This is totally true. The legal liability to Sony would be immense. They would be inundated by lawsuits. We're talking about hundreds of millions in potential liability, probably. Consider that Cinemark is still dealing with a lawsuit related to the mass shooting that happened at a midnight screening of The Dark Knight Returns—a shooting for which there was no warning ahead of time, no reason to expect violence. There are trial lawyers out there who will sue whomever has the deepest pockets on whatever flimsy pretense they can muster because, hey, dolla dolla bill y'all!
This is also totally and completely bonkers.
Think about this for a second.
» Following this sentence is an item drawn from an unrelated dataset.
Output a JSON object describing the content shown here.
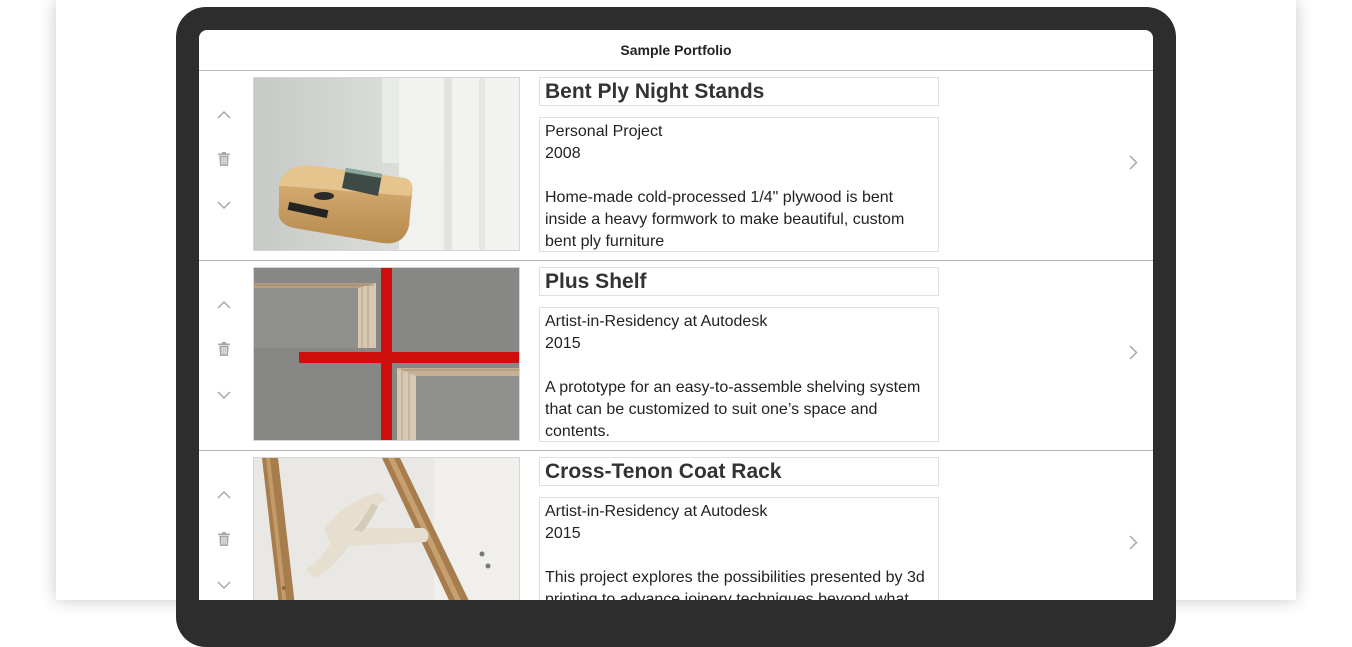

What we are saying—nay, what we have accepted, as a society—is a situation in which a totally blameless third party would be held responsible for the evil committed by an irresponsible actor. Sony and the theater chains are being punished for the mere potential of a terror attack against them.
I joked with a friend that tort reform immediately became my number one concern for 2016. He pointed out, rightly, that this is a much larger issue. Tort reform? That's just futzing around at the edges. Our problem runs much, much deeper than concerns over insurance costs for doctors. Our true problem is that, again, we have accepted, as a society, that it's okay to sue a party for the bad behavior of a second party even if the first party has no role whatsoever in the malfeasance.
That's the saddest part of all this. Yes, Sony and the theater chains have acted cowardly and without honor throughout this ordeal. But it's not their fault. It's ours. We made this world. They're just living with the rules we adopted.